EXERCISE DESCRIPTION:
Print the data once more, exactly as supplied.

DATA TO PROCESS:

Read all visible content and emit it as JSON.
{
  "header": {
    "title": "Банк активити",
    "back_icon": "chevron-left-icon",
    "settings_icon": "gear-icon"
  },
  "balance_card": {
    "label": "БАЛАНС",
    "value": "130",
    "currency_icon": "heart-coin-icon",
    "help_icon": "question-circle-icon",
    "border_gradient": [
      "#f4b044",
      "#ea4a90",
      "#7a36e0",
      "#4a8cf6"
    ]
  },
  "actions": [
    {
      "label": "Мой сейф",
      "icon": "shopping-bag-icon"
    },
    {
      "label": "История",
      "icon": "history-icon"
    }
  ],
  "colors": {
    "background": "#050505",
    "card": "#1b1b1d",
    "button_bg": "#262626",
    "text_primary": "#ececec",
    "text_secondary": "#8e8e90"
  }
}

RESULT OF THIS EXERCISE:
Read all visible content and emit it as JSON.
{
  "header": {
    "title": "Банк активити",
    "back_icon": "chevron-left-icon",
    "settings_icon": "gear-icon"
  },
  "balance_card": {
    "label": "БАЛАНС",
    "value": "130",
    "currency_icon": "heart-coin-icon",
    "help_icon": "question-circle-icon",
    "border_gradient": [
      "#f4b044",
      "#ea4a90",
      "#7a36e0",
      "#4a8cf6"
    ]
  },
  "actions": [
    {
      "label": "Мой сейф",
      "icon": "shopping-bag-icon"
    },
    {
      "label": "История",
      "icon": "history-icon"
    }
  ],
  "colors": {
    "background": "#050505",
    "card": "#1b1b1d",
    "button_bg": "#262626",
    "text_primary": "#ececec",
    "text_secondary": "#8e8e90"
  }
}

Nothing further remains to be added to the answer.